Proposed West Virginia Sales Tax Hike No Gem for Some Businesses
TRIADELPHIA — A Pennsylvania resident recently came to Howard’s Diamond Center at The Highlands to purchase a 4-carat diamond ring. He paid a lower sales tax rate than he would have at an Allegheny County retailer.
The ring cost more than $18,000. The current West Virginia consumer sales tax is 6 percent, adding about another $1,100 to the cost.
In Allegheny County and Pittsburgh, an additional 1 percent is added to the state’s base tax rate of 6 percent, bringing the tax to 7 percent. Sales tax on the same ring would have been approximately $1,300 there, so the drive to Triadelphia saved the buyer about $200.
This week West Virginia Gov. Jim Justice proposed cutting the state’s income tax rate by 60 percent.
Among his proposals to make up the difference is a 1.9-percent increase in the state consumer sales tax.
That 7.9-percent wouldn’t be the ceiling for big-ticket luxury items under Justice’s proposal. The governor is suggesting an additional luxury tax for those items — 3 percent for items priced between $5,000 to $10,000, 2.75 percent for those costing between $10,000 to $30,000, down to 1 percent for items $1 million or more.
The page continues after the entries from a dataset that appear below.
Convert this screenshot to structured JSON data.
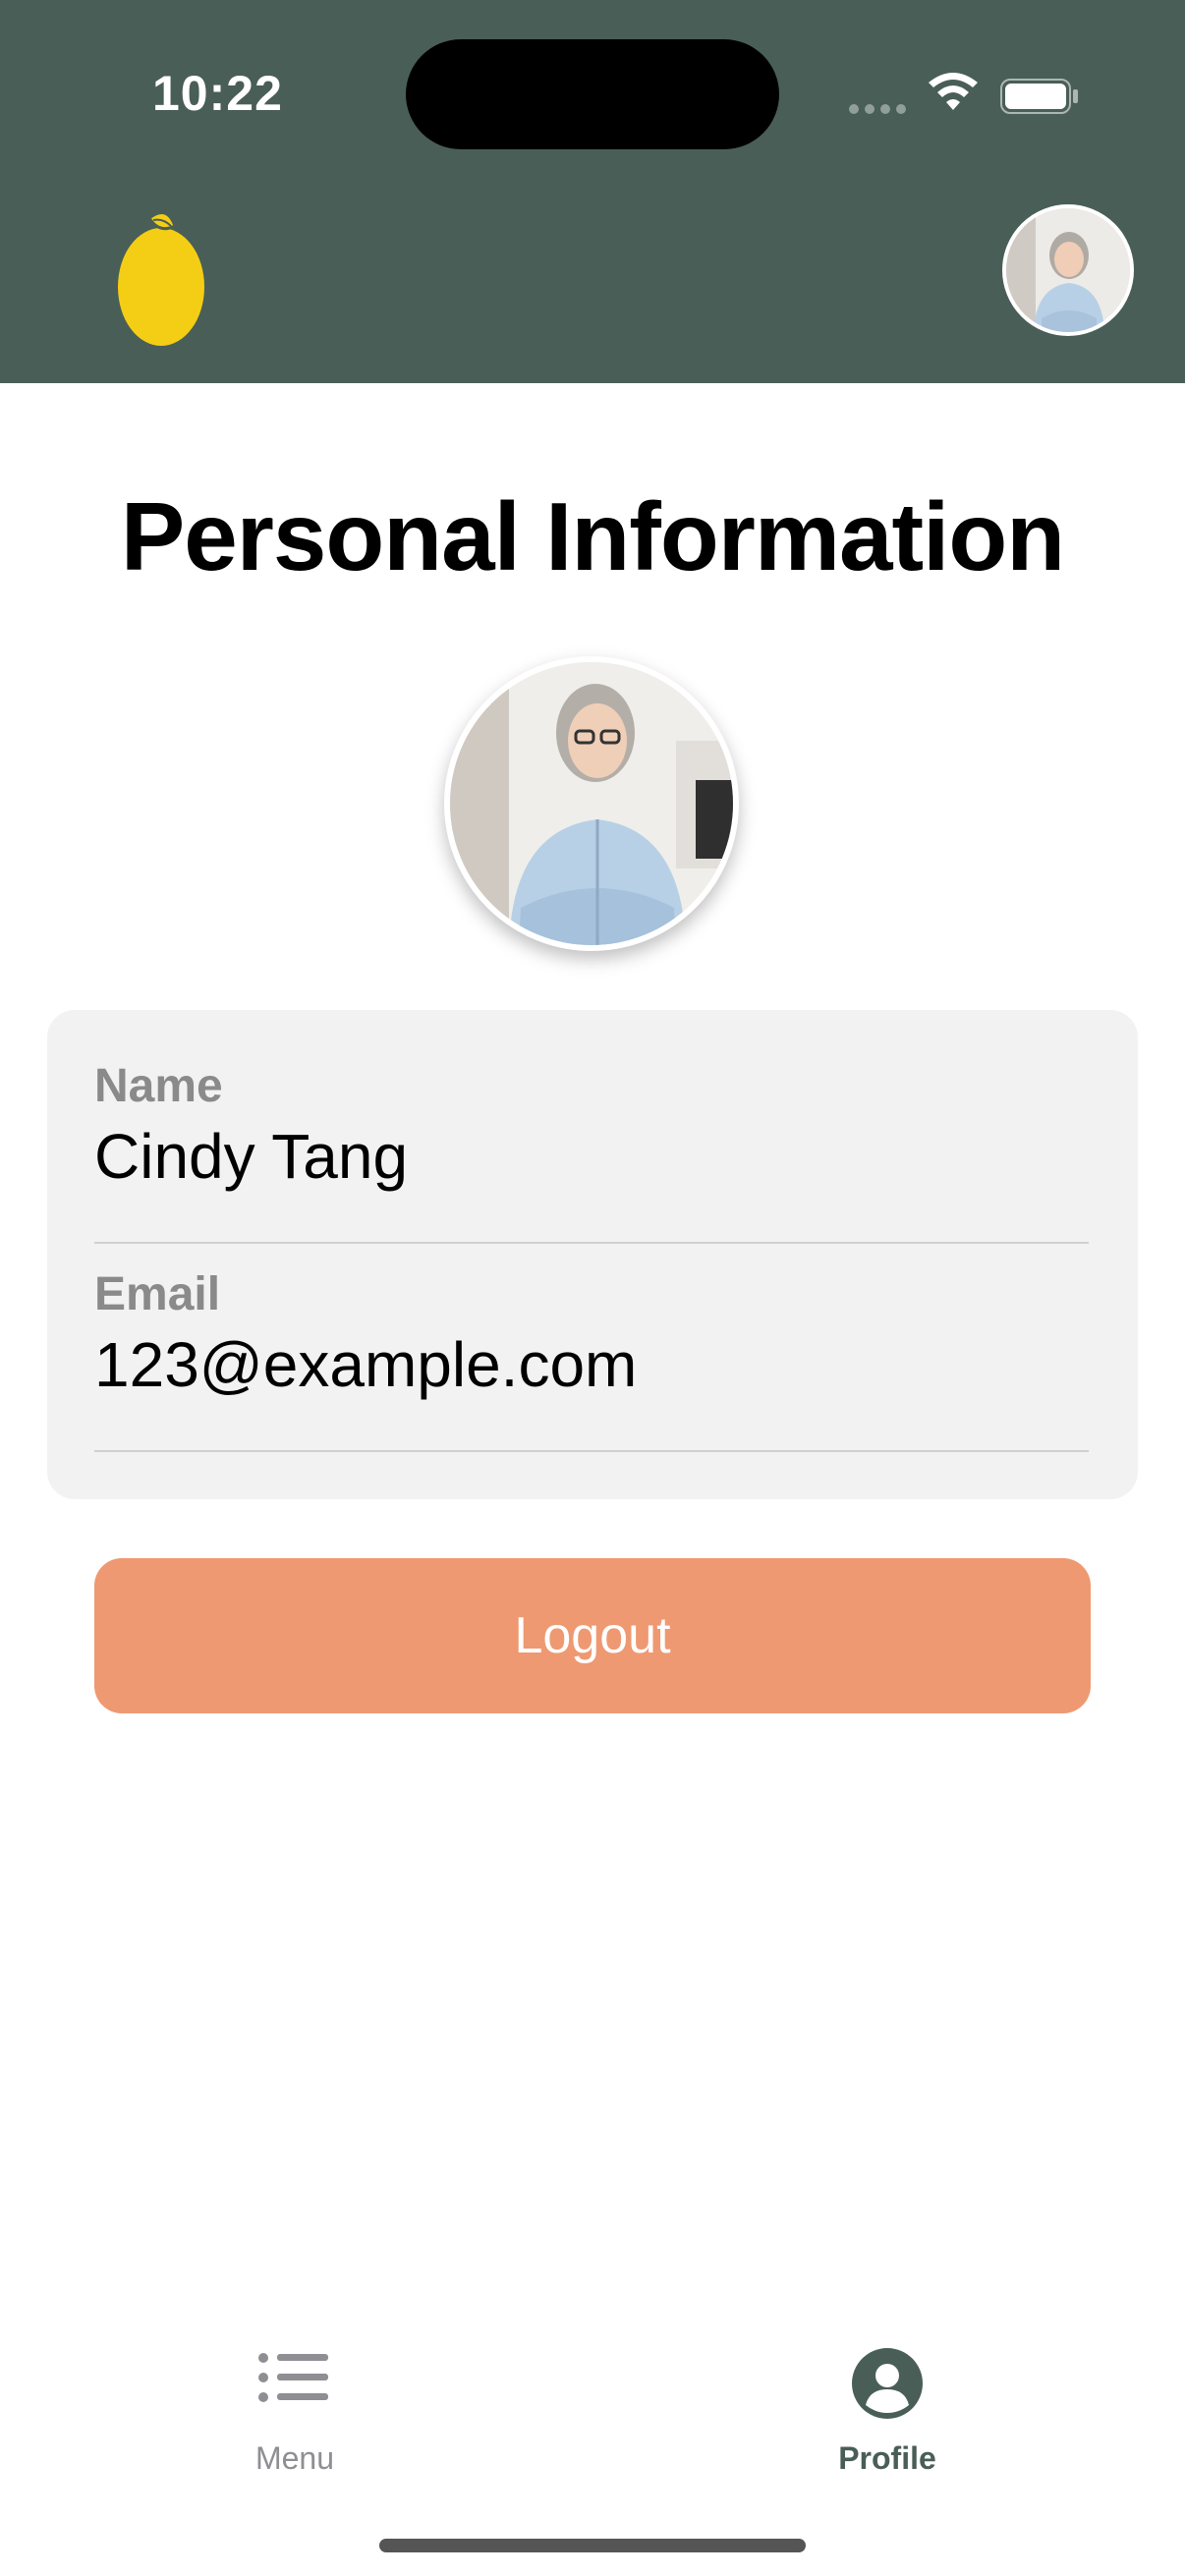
{
  "status_bar": {
    "time": "10:22"
  },
  "header": {
    "logo_icon": "lemon-logo-icon",
    "avatar_icon": "user-avatar"
  },
  "page": {
    "title": "Personal Information"
  },
  "profile": {
    "name_label": "Name",
    "name_value": "Cindy Tang",
    "email_label": "Email",
    "email_value": "123@example.com"
  },
  "actions": {
    "logout_label": "Logout"
  },
  "tabbar": {
    "items": [
      {
        "label": "Menu",
        "icon": "list-icon",
        "selected": false
      },
      {
        "label": "Profile",
        "icon": "person-circle-icon",
        "selected": true
      }
    ]
  },
  "colors": {
    "header_bg": "#495E57",
    "logout_bg": "#EE9972",
    "card_bg": "#F2F2F2",
    "accent": "#F4CE14"
  }
}
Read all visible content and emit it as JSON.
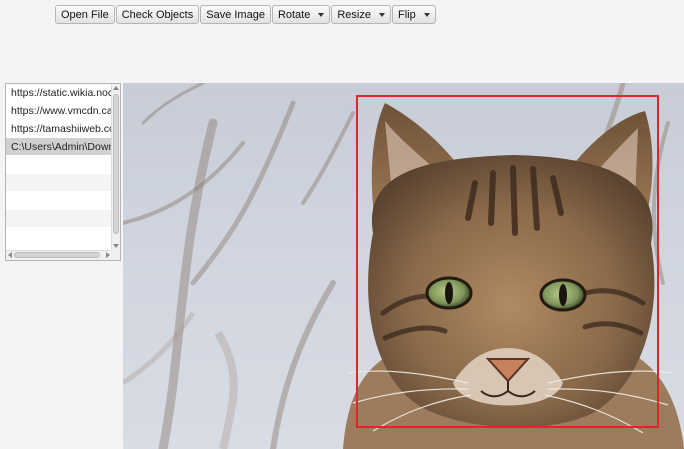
{
  "toolbar": {
    "open_file": "Open File",
    "check_objects": "Check Objects",
    "save_image": "Save Image",
    "rotate": "Rotate",
    "resize": "Resize",
    "flip": "Flip"
  },
  "file_list": {
    "items": [
      "https://static.wikia.nocookie.net",
      "https://www.vmcdn.ca/f/",
      "https://tamashiiweb.com",
      "C:\\Users\\Admin\\Downloads"
    ],
    "selected_index": 3
  },
  "detection": {
    "box_color": "#e3242b"
  }
}
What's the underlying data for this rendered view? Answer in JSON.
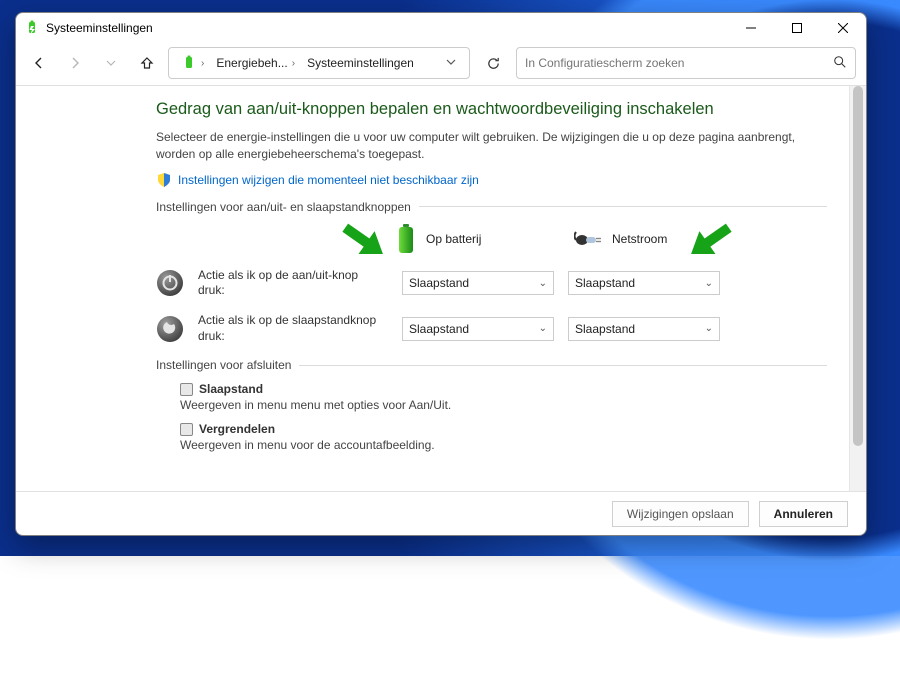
{
  "window": {
    "title": "Systeeminstellingen",
    "min_tooltip": "Minimaliseren",
    "max_tooltip": "Maximaliseren",
    "close_tooltip": "Sluiten"
  },
  "nav": {
    "crumb1": "Energiebeh...",
    "crumb2": "Systeeminstellingen",
    "search_placeholder": "In Configuratiescherm zoeken"
  },
  "heading": "Gedrag van aan/uit-knoppen bepalen en wachtwoordbeveiliging inschakelen",
  "desc": "Selecteer de energie-instellingen die u voor uw computer wilt gebruiken. De wijzigingen die u op deze pagina aanbrengt, worden op alle energiebeheerschema's toegepast.",
  "shield_link": "Instellingen wijzigen die momenteel niet beschikbaar zijn",
  "section_buttons_legend": "Instellingen voor aan/uit- en slaapstandknoppen",
  "mode_battery": "Op batterij",
  "mode_ac": "Netstroom",
  "row_power": {
    "label": "Actie als ik op de aan/uit-knop druk:",
    "battery_value": "Slaapstand",
    "ac_value": "Slaapstand"
  },
  "row_sleep": {
    "label": "Actie als ik op de slaapstandknop druk:",
    "battery_value": "Slaapstand",
    "ac_value": "Slaapstand"
  },
  "section_shutdown_legend": "Instellingen voor afsluiten",
  "shutdown": {
    "item1_name": "Slaapstand",
    "item1_sub": "Weergeven in menu menu met opties voor Aan/Uit.",
    "item2_name": "Vergrendelen",
    "item2_sub": "Weergeven in menu voor de accountafbeelding."
  },
  "buttons": {
    "save": "Wijzigingen opslaan",
    "cancel": "Annuleren"
  }
}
The $18,000 ring under Justice’s plan would ring up sales tax of $1,422 under a 7.9 percent sales tax, with the additional luxury tax adding about another $500. This would bring the tax on the ring to more than $1,900 — far more than the $1,300 in tax the ring-buyer would have paid in Pittsburgh.
Howard’s Diamond Center owner Howard Posin doesn’t see such customers making the trip to West Virginia to purchase items large or small if the tax goes into effect. He also expects those living locally will go elsewhere to shop.
“I’m not happy about it at all,” Posin said. “What happens is that the poor people pay it (the increased sales tax), and they’re the ones who need the money and shouldn’t be paying the higher taxes.
“Rich people are not paying (the income tax), and they have the money.”
Meanwhile, the 4-carat diamonds and other luxury jewelry sold in his store sit in his cases.
“You’re not going to sell it,” Posin said. “They’re going to buy it in another state. It’s that easy. In one hour, you can be in Pittsburgh, so business leaves West Virginia.”
Ohio County Commissioner Randy Wharton, also president of the Ohio County Development Authority, also is concerned businesses on West Virginia’s borders with other states will lose out in the deal.
“It puts us in a very bad position, and at a tremendous disadvantage with neighboring counties,” Wharton said. “What if $5,000 from a family is to go to buying a refrigerator, appliances…. a new television. It’s more tax.
“The people who spend the money and spend the sales tax are working people. This is an additional tax on working families.
“It won’t be good for The Highlands, and it won’t be good for the city of Wheeling. I will be surprised if any of this makes it through the legislature… You can watch your sales go away because of all the people traveling across the borders.”
The city of Wheeling imposes an additional 1 percent sales tax on purchases in the city, bringing sales tax in Wheeling currently to 7 percent.
The sales tax in Wheeling would be 8.9 percent under Justice’s proposal.
“Obviously, the sales tax increase is going to be more of a concern for border counties than for those centrally located in the state,” said Wheeling Mayor Glenn Ellliott, also a member of the Ohio County Development Authority. ”
“In the case of Wheeling and Ohio County generally, I would be very concerned about raising the sales tax to a point where you drive shoppers into Ohio or Pennsylvania. And it is therefore imperative that our legislators in Charleston consider the competitive effect of whatever tax changes they make.”
Due to Wheeling’s geographic location between Ohio and Pennsylvania, the area would lose sales, according to Elliott.
“I have concerns about what a 32-percent increase in our state consumer sales tax might mean for our current and future retail footprint,” he said. “I recognize that the impetus behind the governor’s proposal is a desire to attract outside investment and population into our state.
“But I can think of countless other reasons beside our state income tax why we have seen prolonged population loss in our region — most obviously our failure as a state to diversify our economy to reduce our relative dependence on fossil fuel extraction.”
If the state truly wants to reverse population loss, Elliott said it should make critical investments in infrastructure, in broadband and in education and workforce training.
“And communities need to be laser-focused on improving local quality of life to attract the type of workers that 21st-century industries demand,” he said. “Shifting the tax burden more towards a regressive tax like the sales tax is not, in and of itself, going to change our destiny.”